*WORK TASK*: In the listing that follows, how many lines contain the string "Records"? Provide only the number.

*PROVIDED DATA*:
-=-=-
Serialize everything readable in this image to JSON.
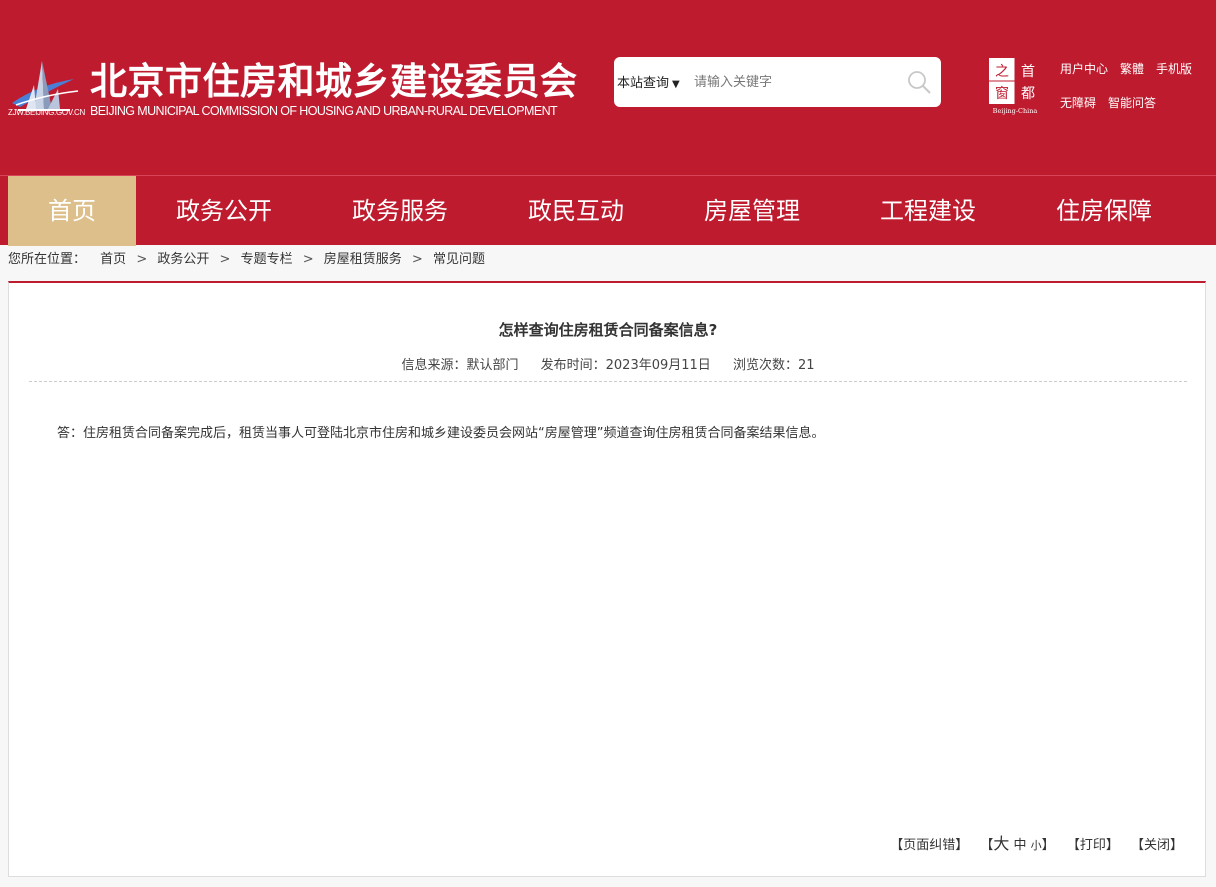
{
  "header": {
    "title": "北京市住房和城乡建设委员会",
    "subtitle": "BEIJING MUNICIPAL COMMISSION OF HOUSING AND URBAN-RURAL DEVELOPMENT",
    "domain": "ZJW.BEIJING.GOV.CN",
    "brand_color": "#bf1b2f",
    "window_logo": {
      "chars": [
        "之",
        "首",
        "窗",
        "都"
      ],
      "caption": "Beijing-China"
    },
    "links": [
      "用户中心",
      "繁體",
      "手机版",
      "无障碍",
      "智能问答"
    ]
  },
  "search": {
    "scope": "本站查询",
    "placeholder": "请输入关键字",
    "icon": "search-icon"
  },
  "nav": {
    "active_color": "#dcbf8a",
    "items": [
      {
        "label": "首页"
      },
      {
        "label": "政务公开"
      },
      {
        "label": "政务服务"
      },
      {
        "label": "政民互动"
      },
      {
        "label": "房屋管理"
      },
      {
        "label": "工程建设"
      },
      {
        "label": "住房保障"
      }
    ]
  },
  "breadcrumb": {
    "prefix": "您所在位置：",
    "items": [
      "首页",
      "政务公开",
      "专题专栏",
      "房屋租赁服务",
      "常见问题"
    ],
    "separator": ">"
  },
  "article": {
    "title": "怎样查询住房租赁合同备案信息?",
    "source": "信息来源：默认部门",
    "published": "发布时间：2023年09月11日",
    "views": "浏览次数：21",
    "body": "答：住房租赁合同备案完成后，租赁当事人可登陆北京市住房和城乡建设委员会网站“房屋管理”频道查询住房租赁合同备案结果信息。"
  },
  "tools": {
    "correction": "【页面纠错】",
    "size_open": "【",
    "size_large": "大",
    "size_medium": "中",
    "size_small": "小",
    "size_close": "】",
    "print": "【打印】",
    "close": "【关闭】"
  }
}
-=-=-
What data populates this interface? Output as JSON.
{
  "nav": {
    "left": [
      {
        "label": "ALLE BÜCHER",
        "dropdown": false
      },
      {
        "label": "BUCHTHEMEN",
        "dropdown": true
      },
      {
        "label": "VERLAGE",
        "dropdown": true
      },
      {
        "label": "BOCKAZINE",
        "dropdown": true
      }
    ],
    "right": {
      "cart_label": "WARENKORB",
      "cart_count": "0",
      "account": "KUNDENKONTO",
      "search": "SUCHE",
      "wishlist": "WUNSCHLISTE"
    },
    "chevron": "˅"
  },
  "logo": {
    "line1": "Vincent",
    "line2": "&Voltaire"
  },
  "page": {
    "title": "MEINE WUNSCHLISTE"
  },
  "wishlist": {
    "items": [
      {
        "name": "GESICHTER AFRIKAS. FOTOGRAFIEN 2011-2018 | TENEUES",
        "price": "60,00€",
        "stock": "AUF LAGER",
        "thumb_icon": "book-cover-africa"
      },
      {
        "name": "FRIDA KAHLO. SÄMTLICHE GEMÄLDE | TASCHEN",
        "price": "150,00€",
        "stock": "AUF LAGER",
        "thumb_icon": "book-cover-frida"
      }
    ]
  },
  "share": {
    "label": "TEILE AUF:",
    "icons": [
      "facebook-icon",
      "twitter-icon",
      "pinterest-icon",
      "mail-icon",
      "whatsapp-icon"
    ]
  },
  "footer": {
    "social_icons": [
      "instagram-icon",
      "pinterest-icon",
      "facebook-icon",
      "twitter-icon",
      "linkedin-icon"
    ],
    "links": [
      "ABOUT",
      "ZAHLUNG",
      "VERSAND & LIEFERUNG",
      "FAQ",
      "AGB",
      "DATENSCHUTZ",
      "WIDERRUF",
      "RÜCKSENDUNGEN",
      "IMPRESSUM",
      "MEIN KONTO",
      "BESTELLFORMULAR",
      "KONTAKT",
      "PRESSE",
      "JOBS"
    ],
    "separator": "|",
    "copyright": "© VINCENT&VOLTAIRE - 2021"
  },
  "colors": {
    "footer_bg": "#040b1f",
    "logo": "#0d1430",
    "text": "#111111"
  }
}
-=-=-
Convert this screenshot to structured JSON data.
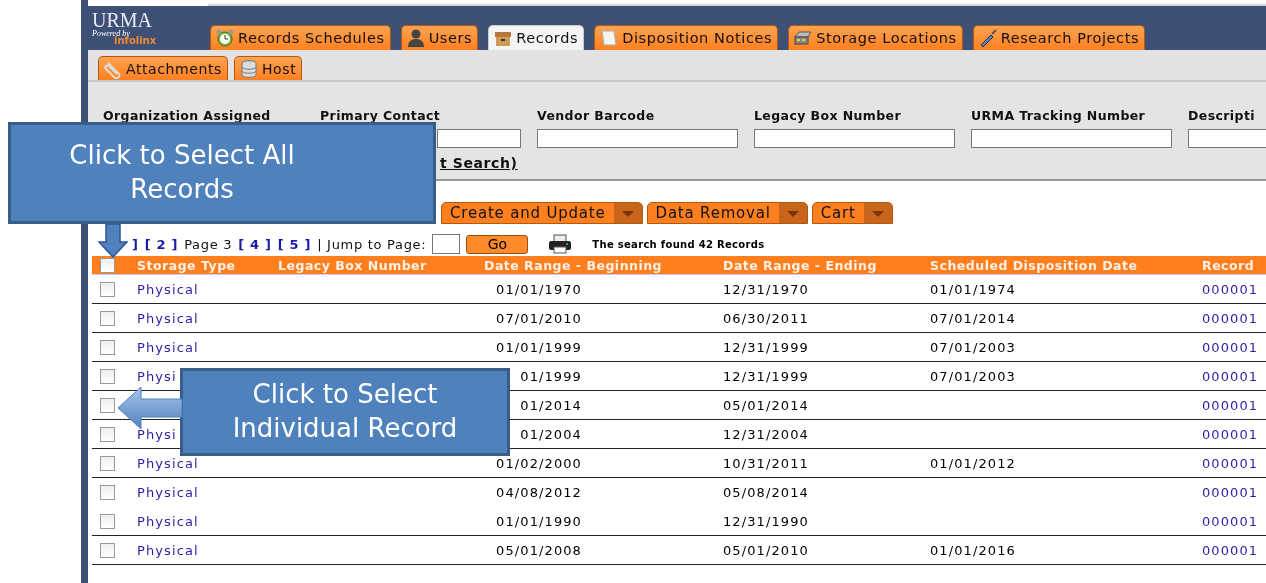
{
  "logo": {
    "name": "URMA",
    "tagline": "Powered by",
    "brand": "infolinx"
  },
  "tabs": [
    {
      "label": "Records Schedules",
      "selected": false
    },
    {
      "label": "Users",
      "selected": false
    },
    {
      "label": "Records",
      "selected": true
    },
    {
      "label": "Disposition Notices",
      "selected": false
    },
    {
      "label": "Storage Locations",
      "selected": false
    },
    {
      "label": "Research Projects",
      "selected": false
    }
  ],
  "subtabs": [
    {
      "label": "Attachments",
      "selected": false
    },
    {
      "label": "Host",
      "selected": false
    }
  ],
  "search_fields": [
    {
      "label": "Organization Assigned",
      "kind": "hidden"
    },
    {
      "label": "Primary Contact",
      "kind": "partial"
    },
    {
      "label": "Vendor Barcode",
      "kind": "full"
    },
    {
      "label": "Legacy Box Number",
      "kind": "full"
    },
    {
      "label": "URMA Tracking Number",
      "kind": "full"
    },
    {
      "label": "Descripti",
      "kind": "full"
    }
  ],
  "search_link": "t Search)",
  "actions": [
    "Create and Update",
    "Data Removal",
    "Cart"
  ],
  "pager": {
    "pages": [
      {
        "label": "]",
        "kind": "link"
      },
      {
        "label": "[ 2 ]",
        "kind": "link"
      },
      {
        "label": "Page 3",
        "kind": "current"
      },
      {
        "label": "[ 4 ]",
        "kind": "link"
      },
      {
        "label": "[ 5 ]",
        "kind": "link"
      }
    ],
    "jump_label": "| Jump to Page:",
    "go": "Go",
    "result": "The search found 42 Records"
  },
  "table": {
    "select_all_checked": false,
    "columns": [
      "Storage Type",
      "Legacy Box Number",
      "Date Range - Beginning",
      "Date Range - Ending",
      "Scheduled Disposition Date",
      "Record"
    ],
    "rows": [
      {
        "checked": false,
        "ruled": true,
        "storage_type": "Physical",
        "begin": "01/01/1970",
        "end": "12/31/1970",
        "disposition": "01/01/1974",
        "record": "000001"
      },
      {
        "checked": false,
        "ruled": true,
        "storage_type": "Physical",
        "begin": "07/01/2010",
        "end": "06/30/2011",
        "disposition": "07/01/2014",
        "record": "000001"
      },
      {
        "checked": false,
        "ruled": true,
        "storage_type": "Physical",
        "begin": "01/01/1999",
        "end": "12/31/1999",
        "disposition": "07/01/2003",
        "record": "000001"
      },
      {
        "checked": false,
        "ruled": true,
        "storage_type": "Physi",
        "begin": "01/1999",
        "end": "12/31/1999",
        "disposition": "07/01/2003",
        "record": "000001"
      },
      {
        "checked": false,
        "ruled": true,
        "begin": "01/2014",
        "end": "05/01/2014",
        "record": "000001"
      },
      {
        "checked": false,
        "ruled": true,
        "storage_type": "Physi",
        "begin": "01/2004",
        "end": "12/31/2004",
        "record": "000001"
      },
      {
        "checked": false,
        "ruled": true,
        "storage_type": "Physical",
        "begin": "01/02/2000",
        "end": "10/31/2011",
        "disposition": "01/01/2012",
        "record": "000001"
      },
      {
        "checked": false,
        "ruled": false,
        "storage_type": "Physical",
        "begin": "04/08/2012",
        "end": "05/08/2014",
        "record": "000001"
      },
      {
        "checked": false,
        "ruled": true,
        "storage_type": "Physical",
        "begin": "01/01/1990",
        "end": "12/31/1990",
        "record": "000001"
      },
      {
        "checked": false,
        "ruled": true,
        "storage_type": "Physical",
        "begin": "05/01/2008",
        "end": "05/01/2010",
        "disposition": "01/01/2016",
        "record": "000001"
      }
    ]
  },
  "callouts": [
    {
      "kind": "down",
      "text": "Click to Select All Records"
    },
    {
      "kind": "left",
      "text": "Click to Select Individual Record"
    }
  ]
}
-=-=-
*RESULT OF THIS TASK*: 4